About this exercise: Reproduce every entry exactly as shown.

Data:
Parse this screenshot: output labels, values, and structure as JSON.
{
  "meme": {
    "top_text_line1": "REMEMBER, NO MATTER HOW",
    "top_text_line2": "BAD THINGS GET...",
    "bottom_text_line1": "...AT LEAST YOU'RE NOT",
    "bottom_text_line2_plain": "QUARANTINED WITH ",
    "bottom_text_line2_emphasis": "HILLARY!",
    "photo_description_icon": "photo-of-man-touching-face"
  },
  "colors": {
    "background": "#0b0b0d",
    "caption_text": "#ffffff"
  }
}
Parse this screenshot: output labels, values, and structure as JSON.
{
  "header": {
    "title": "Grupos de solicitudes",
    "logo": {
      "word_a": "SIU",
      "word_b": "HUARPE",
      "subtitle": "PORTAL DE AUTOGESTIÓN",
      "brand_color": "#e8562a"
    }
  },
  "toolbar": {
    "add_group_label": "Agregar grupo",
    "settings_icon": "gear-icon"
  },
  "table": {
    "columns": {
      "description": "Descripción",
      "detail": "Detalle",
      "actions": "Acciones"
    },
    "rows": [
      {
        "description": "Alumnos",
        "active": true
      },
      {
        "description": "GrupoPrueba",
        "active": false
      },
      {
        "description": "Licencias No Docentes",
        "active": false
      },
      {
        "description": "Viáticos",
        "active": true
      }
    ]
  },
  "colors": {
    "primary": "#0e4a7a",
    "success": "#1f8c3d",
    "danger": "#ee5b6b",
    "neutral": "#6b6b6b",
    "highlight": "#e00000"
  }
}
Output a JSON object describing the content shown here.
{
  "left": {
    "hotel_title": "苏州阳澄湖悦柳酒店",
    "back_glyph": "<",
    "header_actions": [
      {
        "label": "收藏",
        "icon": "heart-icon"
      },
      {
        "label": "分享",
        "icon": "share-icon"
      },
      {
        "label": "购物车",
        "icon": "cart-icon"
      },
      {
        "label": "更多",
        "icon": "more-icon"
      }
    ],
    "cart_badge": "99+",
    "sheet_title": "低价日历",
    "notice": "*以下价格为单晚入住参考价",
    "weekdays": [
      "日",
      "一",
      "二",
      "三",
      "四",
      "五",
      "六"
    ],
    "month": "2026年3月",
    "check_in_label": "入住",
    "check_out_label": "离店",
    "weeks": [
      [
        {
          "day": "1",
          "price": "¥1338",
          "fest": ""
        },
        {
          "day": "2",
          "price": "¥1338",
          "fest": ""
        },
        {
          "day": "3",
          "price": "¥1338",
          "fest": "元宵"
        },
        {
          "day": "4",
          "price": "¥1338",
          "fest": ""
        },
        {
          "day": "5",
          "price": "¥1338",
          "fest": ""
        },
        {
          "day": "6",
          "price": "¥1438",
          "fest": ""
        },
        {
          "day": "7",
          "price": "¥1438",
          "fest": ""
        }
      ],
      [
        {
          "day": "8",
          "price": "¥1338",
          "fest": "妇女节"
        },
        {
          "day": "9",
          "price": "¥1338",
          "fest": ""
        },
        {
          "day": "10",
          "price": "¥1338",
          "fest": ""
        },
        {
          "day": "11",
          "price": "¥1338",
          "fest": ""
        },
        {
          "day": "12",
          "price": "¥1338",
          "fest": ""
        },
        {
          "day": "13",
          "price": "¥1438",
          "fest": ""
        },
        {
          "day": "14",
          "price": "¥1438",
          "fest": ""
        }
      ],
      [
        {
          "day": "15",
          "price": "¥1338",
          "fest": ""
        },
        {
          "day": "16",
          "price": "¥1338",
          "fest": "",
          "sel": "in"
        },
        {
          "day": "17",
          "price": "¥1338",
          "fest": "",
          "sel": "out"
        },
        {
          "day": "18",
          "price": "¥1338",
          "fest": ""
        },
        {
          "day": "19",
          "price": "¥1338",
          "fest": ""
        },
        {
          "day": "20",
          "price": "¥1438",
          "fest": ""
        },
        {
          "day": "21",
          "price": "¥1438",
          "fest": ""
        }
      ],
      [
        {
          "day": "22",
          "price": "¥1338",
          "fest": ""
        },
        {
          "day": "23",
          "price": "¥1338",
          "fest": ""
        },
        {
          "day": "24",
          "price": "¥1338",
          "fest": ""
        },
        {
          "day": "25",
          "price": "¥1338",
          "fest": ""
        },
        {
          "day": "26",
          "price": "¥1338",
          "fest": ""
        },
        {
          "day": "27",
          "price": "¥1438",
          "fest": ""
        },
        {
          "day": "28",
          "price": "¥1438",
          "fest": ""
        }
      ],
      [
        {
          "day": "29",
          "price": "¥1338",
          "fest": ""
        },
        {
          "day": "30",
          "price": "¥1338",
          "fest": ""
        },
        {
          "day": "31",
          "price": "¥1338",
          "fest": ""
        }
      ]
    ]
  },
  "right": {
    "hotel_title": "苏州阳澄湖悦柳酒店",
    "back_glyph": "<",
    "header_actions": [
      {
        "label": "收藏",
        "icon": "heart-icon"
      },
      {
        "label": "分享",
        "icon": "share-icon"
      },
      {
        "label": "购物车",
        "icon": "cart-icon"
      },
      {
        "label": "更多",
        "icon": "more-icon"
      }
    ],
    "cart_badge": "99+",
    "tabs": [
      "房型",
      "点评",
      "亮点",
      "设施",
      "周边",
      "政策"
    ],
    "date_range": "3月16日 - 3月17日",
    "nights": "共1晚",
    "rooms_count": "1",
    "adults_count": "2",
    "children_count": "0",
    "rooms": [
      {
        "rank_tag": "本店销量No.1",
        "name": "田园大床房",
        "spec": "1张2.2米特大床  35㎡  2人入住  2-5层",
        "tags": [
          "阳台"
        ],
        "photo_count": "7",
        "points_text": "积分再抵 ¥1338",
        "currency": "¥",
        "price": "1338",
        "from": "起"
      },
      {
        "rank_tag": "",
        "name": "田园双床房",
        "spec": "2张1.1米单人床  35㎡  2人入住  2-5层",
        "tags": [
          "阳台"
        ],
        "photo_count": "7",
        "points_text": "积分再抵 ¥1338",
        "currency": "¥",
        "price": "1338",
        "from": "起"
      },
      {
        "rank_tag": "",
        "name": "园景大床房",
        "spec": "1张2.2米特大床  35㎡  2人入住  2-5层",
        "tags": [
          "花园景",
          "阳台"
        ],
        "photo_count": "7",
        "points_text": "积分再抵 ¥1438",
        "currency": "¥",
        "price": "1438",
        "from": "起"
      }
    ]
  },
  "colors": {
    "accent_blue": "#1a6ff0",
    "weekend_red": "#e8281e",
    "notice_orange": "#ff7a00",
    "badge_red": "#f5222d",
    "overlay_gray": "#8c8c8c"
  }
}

Response to the task:
Parse this screenshot: output labels, values, and structure as JSON.
{
  "meme": {
    "top_text_line1": "REMEMBER, NO MATTER HOW",
    "top_text_line2": "BAD THINGS GET...",
    "bottom_text_line1": "...AT LEAST YOU'RE NOT",
    "bottom_text_line2_plain": "QUARANTINED WITH ",
    "bottom_text_line2_emphasis": "HILLARY!",
    "photo_description_icon": "photo-of-man-touching-face"
  },
  "colors": {
    "background": "#0b0b0d",
    "caption_text": "#ffffff"
  }
}
Parse this screenshot: output labels, values, and structure as JSON.
{
  "header": {
    "title": "Grupos de solicitudes",
    "logo": {
      "word_a": "SIU",
      "word_b": "HUARPE",
      "subtitle": "PORTAL DE AUTOGESTIÓN",
      "brand_color": "#e8562a"
    }
  },
  "toolbar": {
    "add_group_label": "Agregar grupo",
    "settings_icon": "gear-icon"
  },
  "table": {
    "columns": {
      "description": "Descripción",
      "detail": "Detalle",
      "actions": "Acciones"
    },
    "rows": [
      {
        "description": "Alumnos",
        "active": true
      },
      {
        "description": "GrupoPrueba",
        "active": false
      },
      {
        "description": "Licencias No Docentes",
        "active": false
      },
      {
        "description": "Viáticos",
        "active": true
      }
    ]
  },
  "colors": {
    "primary": "#0e4a7a",
    "success": "#1f8c3d",
    "danger": "#ee5b6b",
    "neutral": "#6b6b6b",
    "highlight": "#e00000"
  }
}
Output a JSON object describing the content shown here.
{
  "left": {
    "hotel_title": "苏州阳澄湖悦柳酒店",
    "back_glyph": "<",
    "header_actions": [
      {
        "label": "收藏",
        "icon": "heart-icon"
      },
      {
        "label": "分享",
        "icon": "share-icon"
      },
      {
        "label": "购物车",
        "icon": "cart-icon"
      },
      {
        "label": "更多",
        "icon": "more-icon"
      }
    ],
    "cart_badge": "99+",
    "sheet_title": "低价日历",
    "notice": "*以下价格为单晚入住参考价",
    "weekdays": [
      "日",
      "一",
      "二",
      "三",
      "四",
      "五",
      "六"
    ],
    "month": "2026年3月",
    "check_in_label": "入住",
    "check_out_label": "离店",
    "weeks": [
      [
        {
          "day": "1",
          "price": "¥1338",
          "fest": ""
        },
        {
          "day": "2",
          "price": "¥1338",
          "fest": ""
        },
        {
          "day": "3",
          "price": "¥1338",
          "fest": "元宵"
        },
        {
          "day": "4",
          "price": "¥1338",
          "fest": ""
        },
        {
          "day": "5",
          "price": "¥1338",
          "fest": ""
        },
        {
          "day": "6",
          "price": "¥1438",
          "fest": ""
        },
        {
          "day": "7",
          "price": "¥1438",
          "fest": ""
        }
      ],
      [
        {
          "day": "8",
          "price": "¥1338",
          "fest": "妇女节"
        },
        {
          "day": "9",
          "price": "¥1338",
          "fest": ""
        },
        {
          "day": "10",
          "price": "¥1338",
          "fest": ""
        },
        {
          "day": "11",
          "price": "¥1338",
          "fest": ""
        },
        {
          "day": "12",
          "price": "¥1338",
          "fest": ""
        },
        {
          "day": "13",
          "price": "¥1438",
          "fest": ""
        },
        {
          "day": "14",
          "price": "¥1438",
          "fest": ""
        }
      ],
      [
        {
          "day": "15",
          "price": "¥1338",
          "fest": ""
        },
        {
          "day": "16",
          "price": "¥1338",
          "fest": "",
          "sel": "in"
        },
        {
          "day": "17",
          "price": "¥1338",
          "fest": "",
          "sel": "out"
        },
        {
          "day": "18",
          "price": "¥1338",
          "fest": ""
        },
        {
          "day": "19",
          "price": "¥1338",
          "fest": ""
        },
        {
          "day": "20",
          "price": "¥1438",
          "fest": ""
        },
        {
          "day": "21",
          "price": "¥1438",
          "fest": ""
        }
      ],
      [
        {
          "day": "22",
          "price": "¥1338",
          "fest": ""
        },
        {
          "day": "23",
          "price": "¥1338",
          "fest": ""
        },
        {
          "day": "24",
          "price": "¥1338",
          "fest": ""
        },
        {
          "day": "25",
          "price": "¥1338",
          "fest": ""
        },
        {
          "day": "26",
          "price": "¥1338",
          "fest": ""
        },
        {
          "day": "27",
          "price": "¥1438",
          "fest": ""
        },
        {
          "day": "28",
          "price": "¥1438",
          "fest": ""
        }
      ],
      [
        {
          "day": "29",
          "price": "¥1338",
          "fest": ""
        },
        {
          "day": "30",
          "price": "¥1338",
          "fest": ""
        },
        {
          "day": "31",
          "price": "¥1338",
          "fest": ""
        }
      ]
    ]
  },
  "right": {
    "hotel_title": "苏州阳澄湖悦柳酒店",
    "back_glyph": "<",
    "header_actions": [
      {
        "label": "收藏",
        "icon": "heart-icon"
      },
      {
        "label": "分享",
        "icon": "share-icon"
      },
      {
        "label": "购物车",
        "icon": "cart-icon"
      },
      {
        "label": "更多",
        "icon": "more-icon"
      }
    ],
    "cart_badge": "99+",
    "tabs": [
      "房型",
      "点评",
      "亮点",
      "设施",
      "周边",
      "政策"
    ],
    "date_range": "3月16日 - 3月17日",
    "nights": "共1晚",
    "rooms_count": "1",
    "adults_count": "2",
    "children_count": "0",
    "rooms": [
      {
        "rank_tag": "本店销量No.1",
        "name": "田园大床房",
        "spec": "1张2.2米特大床  35㎡  2人入住  2-5层",
        "tags": [
          "阳台"
        ],
        "photo_count": "7",
        "points_text": "积分再抵 ¥1338",
        "currency": "¥",
        "price": "1338",
        "from": "起"
      },
      {
        "rank_tag": "",
        "name": "田园双床房",
        "spec": "2张1.1米单人床  35㎡  2人入住  2-5层",
        "tags": [
          "阳台"
        ],
        "photo_count": "7",
        "points_text": "积分再抵 ¥1338",
        "currency": "¥",
        "price": "1338",
        "from": "起"
      },
      {
        "rank_tag": "",
        "name": "园景大床房",
        "spec": "1张2.2米特大床  35㎡  2人入住  2-5层",
        "tags": [
          "花园景",
          "阳台"
        ],
        "photo_count": "7",
        "points_text": "积分再抵 ¥1438",
        "currency": "¥",
        "price": "1438",
        "from": "起"
      }
    ]
  },
  "colors": {
    "accent_blue": "#1a6ff0",
    "weekend_red": "#e8281e",
    "notice_orange": "#ff7a00",
    "badge_red": "#f5222d",
    "overlay_gray": "#8c8c8c"
  }
}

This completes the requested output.